***** The data

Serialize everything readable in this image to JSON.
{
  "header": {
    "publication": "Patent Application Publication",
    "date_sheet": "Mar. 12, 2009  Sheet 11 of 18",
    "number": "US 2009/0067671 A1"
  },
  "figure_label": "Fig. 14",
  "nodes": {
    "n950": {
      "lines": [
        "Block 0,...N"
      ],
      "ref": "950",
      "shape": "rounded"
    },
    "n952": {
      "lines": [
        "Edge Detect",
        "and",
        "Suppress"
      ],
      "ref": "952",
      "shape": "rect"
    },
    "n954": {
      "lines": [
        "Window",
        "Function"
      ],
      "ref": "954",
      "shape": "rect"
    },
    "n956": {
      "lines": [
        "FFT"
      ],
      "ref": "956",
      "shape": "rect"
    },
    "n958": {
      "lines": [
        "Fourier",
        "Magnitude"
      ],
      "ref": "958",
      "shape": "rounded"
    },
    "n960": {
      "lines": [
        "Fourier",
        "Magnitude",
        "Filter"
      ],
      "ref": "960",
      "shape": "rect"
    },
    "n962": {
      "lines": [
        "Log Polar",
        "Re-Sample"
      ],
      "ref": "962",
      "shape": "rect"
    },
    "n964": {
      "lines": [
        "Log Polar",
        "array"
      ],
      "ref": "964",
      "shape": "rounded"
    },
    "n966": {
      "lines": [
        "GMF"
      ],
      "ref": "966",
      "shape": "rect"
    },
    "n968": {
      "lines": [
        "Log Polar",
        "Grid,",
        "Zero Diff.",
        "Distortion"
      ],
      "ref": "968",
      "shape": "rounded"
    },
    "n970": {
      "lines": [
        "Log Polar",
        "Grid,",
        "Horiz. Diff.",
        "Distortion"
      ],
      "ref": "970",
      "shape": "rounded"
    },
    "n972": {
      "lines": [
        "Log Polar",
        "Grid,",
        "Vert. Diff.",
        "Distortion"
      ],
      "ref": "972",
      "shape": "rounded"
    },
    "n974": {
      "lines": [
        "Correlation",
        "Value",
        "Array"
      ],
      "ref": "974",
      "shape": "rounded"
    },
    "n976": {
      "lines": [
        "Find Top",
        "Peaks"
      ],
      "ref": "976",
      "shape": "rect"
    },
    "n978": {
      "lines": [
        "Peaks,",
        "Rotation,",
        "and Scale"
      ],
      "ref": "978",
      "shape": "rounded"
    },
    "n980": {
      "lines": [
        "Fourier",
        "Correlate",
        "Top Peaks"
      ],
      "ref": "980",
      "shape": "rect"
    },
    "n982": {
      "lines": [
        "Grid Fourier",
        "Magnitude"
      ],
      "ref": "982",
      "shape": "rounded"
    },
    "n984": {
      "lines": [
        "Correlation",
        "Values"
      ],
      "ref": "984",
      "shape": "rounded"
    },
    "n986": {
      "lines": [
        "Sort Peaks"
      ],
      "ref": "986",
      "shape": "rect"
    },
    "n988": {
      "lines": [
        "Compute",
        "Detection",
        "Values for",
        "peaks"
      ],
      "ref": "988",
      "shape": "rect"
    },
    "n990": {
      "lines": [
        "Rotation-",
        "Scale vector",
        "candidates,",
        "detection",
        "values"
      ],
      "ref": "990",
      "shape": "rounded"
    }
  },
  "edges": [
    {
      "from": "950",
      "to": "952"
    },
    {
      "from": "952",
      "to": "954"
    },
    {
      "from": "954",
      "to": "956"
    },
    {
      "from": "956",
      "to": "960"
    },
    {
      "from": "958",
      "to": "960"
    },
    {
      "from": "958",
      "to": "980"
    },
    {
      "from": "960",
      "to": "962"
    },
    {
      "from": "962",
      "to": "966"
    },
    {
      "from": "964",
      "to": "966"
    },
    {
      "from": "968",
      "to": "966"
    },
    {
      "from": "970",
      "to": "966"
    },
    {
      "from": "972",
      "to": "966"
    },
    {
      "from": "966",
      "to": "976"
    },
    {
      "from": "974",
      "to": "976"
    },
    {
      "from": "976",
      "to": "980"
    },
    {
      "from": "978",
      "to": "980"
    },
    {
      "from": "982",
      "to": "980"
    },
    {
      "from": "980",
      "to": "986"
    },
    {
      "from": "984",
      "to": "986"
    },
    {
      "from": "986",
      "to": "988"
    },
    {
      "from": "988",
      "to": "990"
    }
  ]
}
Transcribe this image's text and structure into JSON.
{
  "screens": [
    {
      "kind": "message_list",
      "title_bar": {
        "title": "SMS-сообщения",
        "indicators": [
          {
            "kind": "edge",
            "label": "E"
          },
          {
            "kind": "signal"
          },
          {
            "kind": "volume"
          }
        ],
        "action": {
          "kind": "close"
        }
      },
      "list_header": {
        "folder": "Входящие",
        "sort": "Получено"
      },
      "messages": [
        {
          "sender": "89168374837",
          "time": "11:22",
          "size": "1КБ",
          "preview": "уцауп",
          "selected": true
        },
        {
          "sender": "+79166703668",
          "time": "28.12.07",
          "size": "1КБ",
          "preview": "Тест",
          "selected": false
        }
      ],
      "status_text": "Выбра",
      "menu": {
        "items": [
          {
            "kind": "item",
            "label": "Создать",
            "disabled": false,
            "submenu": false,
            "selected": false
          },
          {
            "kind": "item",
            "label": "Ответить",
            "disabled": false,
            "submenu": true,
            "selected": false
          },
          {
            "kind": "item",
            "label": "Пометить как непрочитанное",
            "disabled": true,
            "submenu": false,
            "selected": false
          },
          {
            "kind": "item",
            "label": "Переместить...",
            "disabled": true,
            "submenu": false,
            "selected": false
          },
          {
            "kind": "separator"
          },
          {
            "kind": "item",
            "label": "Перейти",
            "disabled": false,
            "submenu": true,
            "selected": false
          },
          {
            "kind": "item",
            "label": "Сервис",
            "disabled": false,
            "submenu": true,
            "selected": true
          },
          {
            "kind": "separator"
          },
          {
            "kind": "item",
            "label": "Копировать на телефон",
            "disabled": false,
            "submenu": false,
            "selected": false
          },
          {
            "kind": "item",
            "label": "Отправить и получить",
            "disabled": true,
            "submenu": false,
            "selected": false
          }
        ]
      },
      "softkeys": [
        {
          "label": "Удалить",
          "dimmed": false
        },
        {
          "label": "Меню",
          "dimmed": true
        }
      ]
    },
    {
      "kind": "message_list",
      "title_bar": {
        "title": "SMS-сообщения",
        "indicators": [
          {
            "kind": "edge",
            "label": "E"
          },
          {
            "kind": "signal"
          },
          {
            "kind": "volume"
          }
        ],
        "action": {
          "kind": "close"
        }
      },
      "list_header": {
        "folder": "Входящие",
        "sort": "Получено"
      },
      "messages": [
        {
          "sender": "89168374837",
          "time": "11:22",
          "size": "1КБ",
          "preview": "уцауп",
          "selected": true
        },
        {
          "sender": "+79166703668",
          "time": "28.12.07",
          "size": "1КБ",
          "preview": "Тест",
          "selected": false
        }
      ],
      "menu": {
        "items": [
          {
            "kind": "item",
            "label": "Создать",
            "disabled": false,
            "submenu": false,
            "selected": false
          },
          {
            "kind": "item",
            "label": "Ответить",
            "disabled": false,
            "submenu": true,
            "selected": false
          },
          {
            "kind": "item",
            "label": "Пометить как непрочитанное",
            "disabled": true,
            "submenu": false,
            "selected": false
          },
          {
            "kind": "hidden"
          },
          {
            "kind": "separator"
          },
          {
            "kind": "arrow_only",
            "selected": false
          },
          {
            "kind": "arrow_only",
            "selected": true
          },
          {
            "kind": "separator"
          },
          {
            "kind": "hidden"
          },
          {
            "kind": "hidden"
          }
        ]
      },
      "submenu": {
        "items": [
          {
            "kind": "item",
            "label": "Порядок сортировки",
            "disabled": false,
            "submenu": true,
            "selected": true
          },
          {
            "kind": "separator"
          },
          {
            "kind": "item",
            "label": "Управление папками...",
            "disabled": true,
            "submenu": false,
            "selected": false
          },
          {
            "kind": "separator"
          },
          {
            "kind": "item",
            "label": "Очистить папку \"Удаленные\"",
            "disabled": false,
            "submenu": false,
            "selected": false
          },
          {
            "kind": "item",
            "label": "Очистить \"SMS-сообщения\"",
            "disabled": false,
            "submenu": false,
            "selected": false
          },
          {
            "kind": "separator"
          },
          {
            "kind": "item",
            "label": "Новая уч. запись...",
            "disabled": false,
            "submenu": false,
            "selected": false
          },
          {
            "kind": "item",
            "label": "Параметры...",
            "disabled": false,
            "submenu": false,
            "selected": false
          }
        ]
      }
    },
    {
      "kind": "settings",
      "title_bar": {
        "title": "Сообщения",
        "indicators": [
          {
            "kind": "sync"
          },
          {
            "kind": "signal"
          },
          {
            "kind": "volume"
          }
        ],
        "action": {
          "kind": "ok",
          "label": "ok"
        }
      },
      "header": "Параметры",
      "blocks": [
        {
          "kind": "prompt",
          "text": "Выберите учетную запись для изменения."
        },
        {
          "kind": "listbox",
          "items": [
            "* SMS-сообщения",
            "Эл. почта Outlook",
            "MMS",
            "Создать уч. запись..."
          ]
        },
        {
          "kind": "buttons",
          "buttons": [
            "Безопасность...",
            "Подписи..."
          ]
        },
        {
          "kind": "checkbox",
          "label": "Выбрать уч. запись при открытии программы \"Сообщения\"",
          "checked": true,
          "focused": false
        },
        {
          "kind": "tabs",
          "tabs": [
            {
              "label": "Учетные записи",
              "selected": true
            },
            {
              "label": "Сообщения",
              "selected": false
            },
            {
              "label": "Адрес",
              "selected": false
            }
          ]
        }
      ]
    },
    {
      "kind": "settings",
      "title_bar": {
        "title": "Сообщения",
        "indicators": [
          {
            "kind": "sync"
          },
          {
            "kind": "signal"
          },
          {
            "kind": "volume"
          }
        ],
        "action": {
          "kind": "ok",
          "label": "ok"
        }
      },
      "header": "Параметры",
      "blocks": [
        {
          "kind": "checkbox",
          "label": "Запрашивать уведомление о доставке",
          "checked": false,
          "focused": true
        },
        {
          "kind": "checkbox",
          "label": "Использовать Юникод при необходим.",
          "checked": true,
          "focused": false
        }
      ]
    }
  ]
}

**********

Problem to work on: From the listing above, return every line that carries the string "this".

Written reply:
Serialize everything readable in this image to JSON.
Transcribe this image's text and structure into JSON.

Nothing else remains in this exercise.